Statistics tell us that 36 percent of Americans are obese, so it's not surprising that the diet industry generates more than $60 billion each year. Consumers are bombarded with diet information touting the next "big thing" to help them lose weight.
While some diet plans are built upon sound scientific research and study, many more offer "lose-weight-quick" promises that are simply too good to be true. These fad diets often focus on unrealistic goals such as eliminating entire food groups; adding special bars, shakes or diet foods; or promising you don't need to exercise. The contradictory information can be confusing and frustrating to consumers.
The best way to lose weight and improve health is to adapt a healthy eating lifestyle—not a diet. One program that is designed to achieve a long-term weight control is the Mayo Clinic diet. (Although, I wish the Mayo Clinic folks removed the word "diet" at the end and replace with "lifestyle"). This program focuses on an individual's lifestyle, not simply what they eat. It is not a one-size-fits-all approach, rather it teaches you how to choose healthy foods and portions and to develop healthy lifestyle habits so that you can maintain a healthy weight for life.
The diet is broken down into two sections over 12 weeks: Lose it!" and "Live it!" Part one focuses on 15 key habits—ones to add and ones to break. Healthy habits to add may include exercise, eating a breakfast, eating lots of fruits and veggies, as well as whole grains, and consuming healthy fats, such as monounsaturated fats. Unhealthy habits to break may include watching TV while eating, snacking, except on fruits and veggies and eating too much sugar.
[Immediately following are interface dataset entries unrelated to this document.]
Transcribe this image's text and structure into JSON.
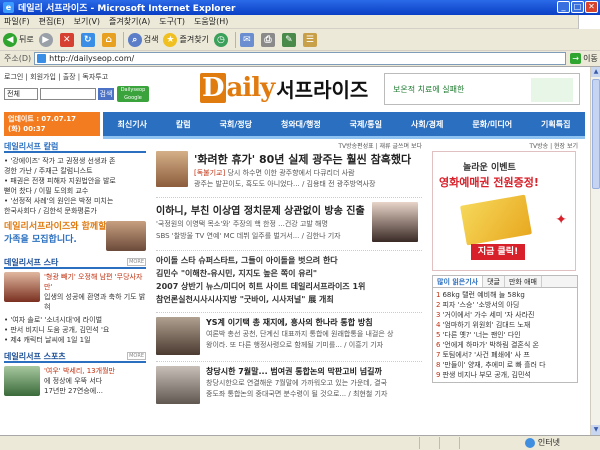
{
  "window": {
    "title": "데일리 서프라이즈 - Microsoft Internet Explorer",
    "menu": [
      "파일(F)",
      "편집(E)",
      "보기(V)",
      "즐겨찾기(A)",
      "도구(T)",
      "도움말(H)"
    ],
    "toolbar": {
      "back": "뒤로",
      "search": "검색",
      "favorites": "즐겨찾기"
    },
    "address_label": "주소(D)",
    "address_value": "http://dailyseop.com/",
    "go_label": "이동",
    "status_zone": "인터넷"
  },
  "page": {
    "login_links": "로그인 | 회원가입 | 출장 | 독자투고",
    "search_select": "전체",
    "search_button": "검색",
    "google_badge": "Dailyseop Google",
    "logo_prefix": "D",
    "logo_rest": "aily",
    "logo_korean": "서프라이즈",
    "ad_top": "보온적 치료에 실패한",
    "dateline_1": "업데이트 : 07.07.17",
    "dateline_2": "(화) 00:37",
    "nav": [
      "최신기사",
      "칼럼",
      "국회/정당",
      "청와대/행정",
      "국제/통일",
      "사회/경제",
      "문화/미디어",
      "기획특집"
    ],
    "left": {
      "section1": "데일리서프 칼럼",
      "news1": [
        "• '강에이즈' 작가 고 권정생 선생과 존",
        "  경한 가난 / 주재근 칼럼니스트",
        "• 패권은 전쟁 피해자 지원법안을 발로",
        "  뻗어 찼다 / 이필 도의회 교수",
        "• '선정적 사례'의 원인은 박정 미치는",
        "  한국사회다 / 김한석 문화평론가"
      ],
      "recruit_1": "데일리서프라이즈와 함께할",
      "recruit_2": "가족을 모집합니다.",
      "section2": "데일리서프 스타",
      "star_title": "'형광 빼기' 오정해 남편 '무당사자만'",
      "star_sub": "입생의 성공에 환영과 축하 기도 밝혀",
      "star_bullets": [
        "• '여자 솔로' '소녀시대'에 라이벌",
        "• 판서 비지니 도움 공개, 김민석 '요",
        "• 제4 캐릭터 날씨에 1일 1일"
      ],
      "section3": "데일리서프 스포츠",
      "sport_title": "'여우' 박세리, 13개월만",
      "sport_sub": "에 정상에 우뚝 서다",
      "sport_sub2": "17년만 27연승에..."
    },
    "middle": {
      "links": "TV방송편성표 | 재류 글쓰며 보다",
      "h1_title": "'화려한 휴가' 80년 실제 광주는 훨씬 참혹했다",
      "h1_tag": "[독불기교]",
      "h1_sub1": "당시 하수면 이한 광주향에서 다큐리더 사람",
      "h1_sub2": "광주는 발끈이도, 흑도도 아니었다... / 김용태 전 광주방역사장",
      "s2_title": "이하니, 부친 이상엽 정치문제 상관없이 방송 진출",
      "s2_sub1": "'국정원의 이영택 목소'와' 주장의 핵 한정 ...건강 고발 해명",
      "s2_sub2": "SBS '찰방울 TV 연예' MC 데뷔 일주를 벌거서... / 김한나 기자",
      "headlines": [
        "아이돌 스타 슈퍼스타트, 그들이 아이돌을 벗으려 한다",
        "김민수 \"이해찬-유시민, 지지도 높은 쪽이 유리\"",
        "2007 상반기 뉴스/미디어 히트 사이트 데일리서프라이즈 1위",
        "참언론실천시사시사지방 \"굿바이, 시사저널\" 展 개최"
      ],
      "s3_title": "YS계 이기택 총 재지에, 흥사의 한나라 통합 방침",
      "s3_sub1": "여론박 총선 공천, 단계신 대표까지 통합에 원래합통을 내걸은 상",
      "s3_sub2": "왕이라. 또 다른 행정사령으로 함께될 기미를... / 이흥기 기자",
      "s4_title": "창당시한 7월말... 범여권 통합논의 막판고비 넘길까",
      "s4_sub1": "창당시한으로 연결해운 7월말에 가까워오고 있는 가운데, 결국",
      "s4_sub2": "중도좌 통합논의 중대국면 분수령이 될 것으로... / 최현철 기자"
    },
    "right": {
      "links": "TV방송 | 현장 보기",
      "event_1": "놀라운 이벤트",
      "event_2": "영화예매권 전원증정!",
      "event_button": "지금 클릭!",
      "tabs": [
        "많이 읽은기사",
        "댓글",
        "만화 애매"
      ],
      "ranked": [
        "68kg 탤런 예비해 늘 58kg",
        "피자 '스승' '소방서의 아딩",
        "'거이에서' 가수 세미 '자 사라진",
        "'엄마하기 위원회' 김대드 노재",
        "'다른 옛?' '너는 팬인' 다인",
        "'언에게 하마가' 박하림 결혼식 온",
        "토팀에서? '사건 폐쇄에' 사 프",
        "'만들이' 양재, 추에미 로 빠 흘러 다",
        "판생 비지나 부모 공개, 김민석"
      ]
    },
    "colors": {
      "nav": "#2a6fc0",
      "accent": "#e07b10",
      "alert": "#d8202a"
    }
  }
}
In the second part, "Live it!" phase, participants learn how to balance their weight loss equation—how many calories are taken in through food and how many are burned off through physical activity—to help them meet their weight loss goals. It is possible to lose 6 to 10 pounds during the "Lose It" phase and an additional 1 to 2 pounds each week during the "Live It" phase.
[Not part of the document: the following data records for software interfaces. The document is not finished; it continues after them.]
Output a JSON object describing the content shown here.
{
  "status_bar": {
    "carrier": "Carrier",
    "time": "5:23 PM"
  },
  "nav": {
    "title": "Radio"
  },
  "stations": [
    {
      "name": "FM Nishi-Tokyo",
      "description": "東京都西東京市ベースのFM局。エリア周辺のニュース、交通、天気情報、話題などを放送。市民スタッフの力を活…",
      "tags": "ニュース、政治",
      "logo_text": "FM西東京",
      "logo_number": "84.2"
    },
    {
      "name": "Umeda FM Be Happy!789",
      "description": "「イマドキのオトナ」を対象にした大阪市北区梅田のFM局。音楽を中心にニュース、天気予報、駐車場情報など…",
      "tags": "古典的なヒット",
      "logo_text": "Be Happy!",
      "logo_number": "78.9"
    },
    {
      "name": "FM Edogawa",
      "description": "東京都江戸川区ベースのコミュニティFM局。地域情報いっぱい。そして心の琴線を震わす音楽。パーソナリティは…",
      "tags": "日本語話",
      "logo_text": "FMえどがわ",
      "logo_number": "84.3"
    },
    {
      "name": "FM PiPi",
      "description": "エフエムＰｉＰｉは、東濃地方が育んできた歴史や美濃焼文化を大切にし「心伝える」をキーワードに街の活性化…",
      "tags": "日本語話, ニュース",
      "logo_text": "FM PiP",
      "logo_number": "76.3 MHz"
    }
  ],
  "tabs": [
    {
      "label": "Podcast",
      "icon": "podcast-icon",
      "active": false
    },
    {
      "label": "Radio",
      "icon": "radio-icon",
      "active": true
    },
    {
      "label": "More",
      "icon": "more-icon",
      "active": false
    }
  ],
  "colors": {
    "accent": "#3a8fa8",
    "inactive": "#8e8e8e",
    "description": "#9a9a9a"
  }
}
The focus is not on calorie-counting – unlimited snacking on fruits and vegetables is allowed and no food group is completely off-limits. The focus is instead on developing a pattern of healthy eating to follow for life. The healthy foods the program emphasizes are easily available and affordable in any grocery store. Participants are also encouraged to keep food logs, activity records and set personal goals to achieve lifestyle change.
When it comes to the Mayo Clinic diet, the name behind the diet belongs to one of the most respected medical organizations in the world, so it's no surprise it is popular. It also means its experts have developed the diet through research and clinical experience, and stands by it enough to risk its good name and reputation on its safety and effectiveness. It is one of the most sensible and effective ways to lose and maintain weight for a healthy lifestyle.
Caldwell is a registered dietitian at Anne Arundel Medical Center . The next Mayo Clinic Diet class, led by a registered dietitian and an exercise physiologist, starts at Anne Arundel Medical Center on Tuesday, September 9th from 4:00-5:30 for 12 weeks. To get pricing or to register, visit AAMCevents.com (keyword: weight management) or call 443-481-5555.Copyright © 2015, The Baltimore Sun